tm. Bratislava, February 1, 2024
The AEJ’s honorary Secretary-General, the internationally acclaimed editor, writer, and champion of human rights Juraj Alner, has died at the age of 86 after a long and cruel illness.
Active in the revival of the Pan-European Union in Slovakia in 1990 and 1993, he founded and presided over the AEJ’s Slovak Section for 15 years, and was elected General Secretary of the International in 2002.
He was born on July 23, 1937 in Kladno into the family of a textile engineer; however, they soon moved to Ružomberok, where Juraj’s grandfather was in charge of a textile factory. Raised a Christian, he became aware of his Jewish origins only when that became dangerous. The Alners had escaped the first wave of deportations in 1942.
But by 1944 the German army was in occupation and the only way to survive was to hide. Protected by brave and loyal friends, the family moved around various parts of the country until the liberation. “We were hidden in a cellar of some house where we had a small window turned to the square,” he remembered. “It was a small place in the centre of the village and German soldiers brought Russian captives there. They were sitting on the ground in the middle of that square and Germans encircled them. One rural woman suddenly took a loaf of bread out of her bag and threw it to the Russian prisoners. The Germans didn’t hesitate and shot her right away.”
The family stayed in Ružomberok for a time, then moved to Žilina and then to Bratislava where Juraj’s stepfather (his father had died when Juraj was only four) found a job as a woodworker in Ligno.
“The liberation itself didn’t come when the Russian soldiers arrived, it was much later and it didn’t last for a long time because not only liberators, but also the KGB came together with the Soviets and the era that we couldn’t foresee was about to come.”
The Communist Party took over the task of making life unbearable for all but the few. Juraj’s stepfather was arrested and sentenced to many years of imprisonment. Juraj managed to enrol at the university. But after taking part in a student protest march, he was assigned to auxiliary labour in a factory in Krupina “to familiarize him with the working class”.

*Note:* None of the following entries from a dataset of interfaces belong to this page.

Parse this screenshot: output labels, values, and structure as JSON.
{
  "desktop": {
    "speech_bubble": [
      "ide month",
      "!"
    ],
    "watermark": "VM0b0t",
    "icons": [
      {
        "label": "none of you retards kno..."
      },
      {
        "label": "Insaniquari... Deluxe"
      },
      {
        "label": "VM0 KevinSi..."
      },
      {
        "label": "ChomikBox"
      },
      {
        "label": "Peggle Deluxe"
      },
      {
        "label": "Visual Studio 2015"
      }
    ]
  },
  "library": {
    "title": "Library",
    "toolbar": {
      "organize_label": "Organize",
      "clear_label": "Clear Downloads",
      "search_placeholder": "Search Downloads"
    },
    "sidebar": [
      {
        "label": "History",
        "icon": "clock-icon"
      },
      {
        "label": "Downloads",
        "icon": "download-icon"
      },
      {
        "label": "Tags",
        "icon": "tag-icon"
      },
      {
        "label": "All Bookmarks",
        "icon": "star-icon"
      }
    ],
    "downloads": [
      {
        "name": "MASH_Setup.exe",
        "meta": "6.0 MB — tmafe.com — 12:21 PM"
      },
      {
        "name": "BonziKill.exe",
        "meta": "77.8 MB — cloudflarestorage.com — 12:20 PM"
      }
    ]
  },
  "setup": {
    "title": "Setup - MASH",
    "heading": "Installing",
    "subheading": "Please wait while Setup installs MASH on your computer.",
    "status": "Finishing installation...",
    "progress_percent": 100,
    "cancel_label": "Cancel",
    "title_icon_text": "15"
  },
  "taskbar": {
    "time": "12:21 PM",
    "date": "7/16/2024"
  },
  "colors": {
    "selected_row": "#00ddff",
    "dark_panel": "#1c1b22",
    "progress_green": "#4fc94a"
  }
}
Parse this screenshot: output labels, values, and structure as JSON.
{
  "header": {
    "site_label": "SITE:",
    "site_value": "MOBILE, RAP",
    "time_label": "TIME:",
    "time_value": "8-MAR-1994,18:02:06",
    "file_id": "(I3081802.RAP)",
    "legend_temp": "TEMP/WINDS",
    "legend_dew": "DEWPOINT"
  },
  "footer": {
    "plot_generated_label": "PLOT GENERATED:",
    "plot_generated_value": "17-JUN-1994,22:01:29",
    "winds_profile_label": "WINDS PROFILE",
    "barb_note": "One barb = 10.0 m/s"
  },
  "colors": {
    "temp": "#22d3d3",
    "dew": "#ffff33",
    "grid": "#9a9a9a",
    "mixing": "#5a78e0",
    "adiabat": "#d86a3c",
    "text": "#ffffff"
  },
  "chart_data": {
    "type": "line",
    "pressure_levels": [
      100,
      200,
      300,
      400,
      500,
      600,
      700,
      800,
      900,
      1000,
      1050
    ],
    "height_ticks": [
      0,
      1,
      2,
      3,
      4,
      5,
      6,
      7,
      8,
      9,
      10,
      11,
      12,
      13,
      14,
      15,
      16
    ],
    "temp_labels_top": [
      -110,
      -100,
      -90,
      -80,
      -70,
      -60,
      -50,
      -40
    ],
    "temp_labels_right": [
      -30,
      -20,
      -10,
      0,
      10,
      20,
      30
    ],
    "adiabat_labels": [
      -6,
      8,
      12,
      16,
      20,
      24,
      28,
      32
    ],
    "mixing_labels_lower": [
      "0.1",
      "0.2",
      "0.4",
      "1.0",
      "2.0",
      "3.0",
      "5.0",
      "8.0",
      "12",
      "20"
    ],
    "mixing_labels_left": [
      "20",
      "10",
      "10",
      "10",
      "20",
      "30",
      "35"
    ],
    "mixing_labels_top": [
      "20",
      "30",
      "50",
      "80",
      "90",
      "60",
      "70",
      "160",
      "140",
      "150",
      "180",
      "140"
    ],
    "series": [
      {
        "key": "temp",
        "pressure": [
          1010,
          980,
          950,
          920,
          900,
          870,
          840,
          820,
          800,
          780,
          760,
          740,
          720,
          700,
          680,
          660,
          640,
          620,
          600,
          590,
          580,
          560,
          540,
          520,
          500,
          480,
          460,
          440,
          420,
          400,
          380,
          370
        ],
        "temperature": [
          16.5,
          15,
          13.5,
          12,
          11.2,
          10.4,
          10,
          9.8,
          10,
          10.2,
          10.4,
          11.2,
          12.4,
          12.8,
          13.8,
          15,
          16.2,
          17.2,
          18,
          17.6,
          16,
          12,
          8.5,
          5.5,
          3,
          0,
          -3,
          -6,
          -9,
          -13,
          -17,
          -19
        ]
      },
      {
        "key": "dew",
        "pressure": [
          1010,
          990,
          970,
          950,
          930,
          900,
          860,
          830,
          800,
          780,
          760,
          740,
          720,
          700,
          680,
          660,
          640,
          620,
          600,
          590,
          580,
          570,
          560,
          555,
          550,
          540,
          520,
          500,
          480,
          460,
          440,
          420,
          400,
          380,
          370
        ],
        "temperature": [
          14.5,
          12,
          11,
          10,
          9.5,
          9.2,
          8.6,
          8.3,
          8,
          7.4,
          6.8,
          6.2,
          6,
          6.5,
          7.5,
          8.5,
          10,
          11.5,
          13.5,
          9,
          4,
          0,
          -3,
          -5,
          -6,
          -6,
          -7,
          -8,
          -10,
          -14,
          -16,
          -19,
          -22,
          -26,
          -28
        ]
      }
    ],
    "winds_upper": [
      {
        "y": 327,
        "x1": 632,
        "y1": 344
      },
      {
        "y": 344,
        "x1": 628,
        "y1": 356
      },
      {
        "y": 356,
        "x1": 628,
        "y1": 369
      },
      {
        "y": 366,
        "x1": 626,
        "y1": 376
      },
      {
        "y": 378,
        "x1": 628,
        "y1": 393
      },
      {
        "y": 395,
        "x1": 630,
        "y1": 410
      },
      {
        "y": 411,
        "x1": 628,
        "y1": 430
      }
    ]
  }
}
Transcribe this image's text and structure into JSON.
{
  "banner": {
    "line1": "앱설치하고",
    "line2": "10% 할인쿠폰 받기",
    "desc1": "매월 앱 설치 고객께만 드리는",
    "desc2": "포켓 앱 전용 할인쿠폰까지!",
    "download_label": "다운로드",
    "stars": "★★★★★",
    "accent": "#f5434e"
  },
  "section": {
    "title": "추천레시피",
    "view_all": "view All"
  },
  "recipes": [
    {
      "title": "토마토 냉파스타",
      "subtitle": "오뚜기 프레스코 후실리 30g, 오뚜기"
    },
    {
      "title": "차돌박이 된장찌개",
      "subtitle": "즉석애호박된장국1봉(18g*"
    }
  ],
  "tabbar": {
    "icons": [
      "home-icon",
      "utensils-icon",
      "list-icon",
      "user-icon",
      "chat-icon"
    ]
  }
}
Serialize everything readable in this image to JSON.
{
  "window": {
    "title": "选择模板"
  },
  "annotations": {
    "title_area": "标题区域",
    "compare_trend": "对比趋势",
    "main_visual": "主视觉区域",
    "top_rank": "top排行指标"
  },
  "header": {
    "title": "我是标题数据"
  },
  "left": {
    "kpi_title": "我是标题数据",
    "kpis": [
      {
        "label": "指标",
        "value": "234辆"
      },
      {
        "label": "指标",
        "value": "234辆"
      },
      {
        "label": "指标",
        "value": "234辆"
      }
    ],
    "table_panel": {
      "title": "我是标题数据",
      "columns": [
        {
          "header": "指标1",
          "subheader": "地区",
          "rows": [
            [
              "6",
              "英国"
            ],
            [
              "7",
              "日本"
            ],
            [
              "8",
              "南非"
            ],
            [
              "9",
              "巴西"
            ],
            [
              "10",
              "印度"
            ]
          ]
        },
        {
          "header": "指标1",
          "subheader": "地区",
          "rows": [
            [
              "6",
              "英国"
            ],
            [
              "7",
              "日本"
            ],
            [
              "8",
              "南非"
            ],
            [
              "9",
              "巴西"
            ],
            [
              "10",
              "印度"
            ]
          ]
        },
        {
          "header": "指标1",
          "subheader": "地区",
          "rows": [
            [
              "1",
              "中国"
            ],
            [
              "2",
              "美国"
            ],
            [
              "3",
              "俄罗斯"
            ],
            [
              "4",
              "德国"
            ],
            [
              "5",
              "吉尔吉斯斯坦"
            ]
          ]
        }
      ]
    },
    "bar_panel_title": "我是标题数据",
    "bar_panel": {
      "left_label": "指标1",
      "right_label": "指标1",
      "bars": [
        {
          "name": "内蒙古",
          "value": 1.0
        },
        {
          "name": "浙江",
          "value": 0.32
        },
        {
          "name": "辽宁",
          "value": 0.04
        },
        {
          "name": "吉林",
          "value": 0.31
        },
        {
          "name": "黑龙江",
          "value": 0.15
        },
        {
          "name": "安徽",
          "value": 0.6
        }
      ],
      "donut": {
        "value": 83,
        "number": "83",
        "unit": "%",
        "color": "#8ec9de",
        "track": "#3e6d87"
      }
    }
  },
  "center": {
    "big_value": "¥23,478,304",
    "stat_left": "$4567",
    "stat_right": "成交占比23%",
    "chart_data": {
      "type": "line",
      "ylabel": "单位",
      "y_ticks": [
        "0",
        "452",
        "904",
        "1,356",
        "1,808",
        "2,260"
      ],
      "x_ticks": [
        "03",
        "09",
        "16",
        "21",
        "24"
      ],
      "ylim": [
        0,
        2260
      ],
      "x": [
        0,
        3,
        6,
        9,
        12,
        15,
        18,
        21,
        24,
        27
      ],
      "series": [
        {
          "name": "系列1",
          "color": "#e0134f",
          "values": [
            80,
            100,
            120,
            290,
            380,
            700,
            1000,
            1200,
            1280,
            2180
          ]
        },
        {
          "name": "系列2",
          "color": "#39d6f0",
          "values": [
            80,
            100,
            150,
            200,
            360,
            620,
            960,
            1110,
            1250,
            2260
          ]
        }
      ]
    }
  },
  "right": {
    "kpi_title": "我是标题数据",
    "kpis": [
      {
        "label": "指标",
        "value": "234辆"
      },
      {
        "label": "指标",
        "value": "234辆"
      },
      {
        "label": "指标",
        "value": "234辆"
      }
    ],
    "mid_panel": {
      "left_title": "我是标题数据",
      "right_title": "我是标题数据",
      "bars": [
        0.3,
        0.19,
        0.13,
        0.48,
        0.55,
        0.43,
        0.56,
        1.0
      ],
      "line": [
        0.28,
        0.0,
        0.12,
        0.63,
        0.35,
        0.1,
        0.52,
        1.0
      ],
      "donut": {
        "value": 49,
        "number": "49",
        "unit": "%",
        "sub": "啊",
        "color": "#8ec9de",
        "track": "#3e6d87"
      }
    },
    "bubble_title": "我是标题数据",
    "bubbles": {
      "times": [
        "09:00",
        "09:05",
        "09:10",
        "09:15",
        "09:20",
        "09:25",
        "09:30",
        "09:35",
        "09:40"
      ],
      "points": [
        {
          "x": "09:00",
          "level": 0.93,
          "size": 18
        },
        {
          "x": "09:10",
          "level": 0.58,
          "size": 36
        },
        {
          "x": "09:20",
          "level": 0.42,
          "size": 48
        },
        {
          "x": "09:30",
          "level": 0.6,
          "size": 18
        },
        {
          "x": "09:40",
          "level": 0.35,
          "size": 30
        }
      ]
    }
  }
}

There, after military service, he was a teacher in Krupina, then came a job in Banská Bystrica.
But by the 1960s his dream of writing seemed to be being realised. He was working at the editorial board of the daily paper Ľud in Bratislava, organ of the Party of Slovak Revival…until the “fraternal” Warsaw Pact invasion of August 1968. Juraj felt forced to emigrate to the USA. He returned to his family, but had to serve seven years as a manual worker in the printworks. Somehow, in the late 1970s, he managed to land the job of librarian at the Academy of Music and Dramatic Arts (VŠMU).
So the end of “normalisation” were anything but. The doors of freedom and democracy did not really open for him until November 1989 in the days, weeks, and months of the “‘Velvet Revolution”. Only then did his commentaries, analyses, and reports return to the pages of newspapers. He returned to the daily Ľud, later the weekly Slobodný piatok, and the respected daily Narodná obroda. He was also a correspondent for the Austrian Der Standard and the Luxemburger Wort.
He wrote for Slovak and foreign newspapers, wrote books, lectured at Slovak and European universities. His work was honoured with many awards at home and abroad, in 2015, he was awarded the highest French decoration, the order of the Légion d’Honneur.
- Ivan Brada, Chairman of AEJ, Slovak Section, Tibor Macák, Vice President of AEJ Int. and Secretary General of AEJ, Slovak Section Július Lőrincz, former President of AEJ, Slovak Section write: “One of the key events of the EU`s enlargement process in the first decade of the 21st century was the AEJ General Assembly and Congress organised by the Slovak Section in cooperation with the Slovak government in September 2001. The main topic of the congress was European integration from the point of view of the four members of the Visegrad Four – the Czech Republic, Hungary, Poland, Slovakia and also Slovenia. There were not only prominent representatives of political and social circles from the above-mentioned countries, but also media representatives from all over Europe. And it is no exaggeration to say that Juraj Alner was the engine and soul of this hugely successful event. His remarkable life has been permanently inscribed in the chronicle of creative acts of the Slovak and the international media community as a whole.”
- Memory of Nations website – Juraj Alner 1936 – 2024
- IHT, May 7, 2006 New vibrancy in the Old World (quotes Juraj on life in Bratislava after Communism)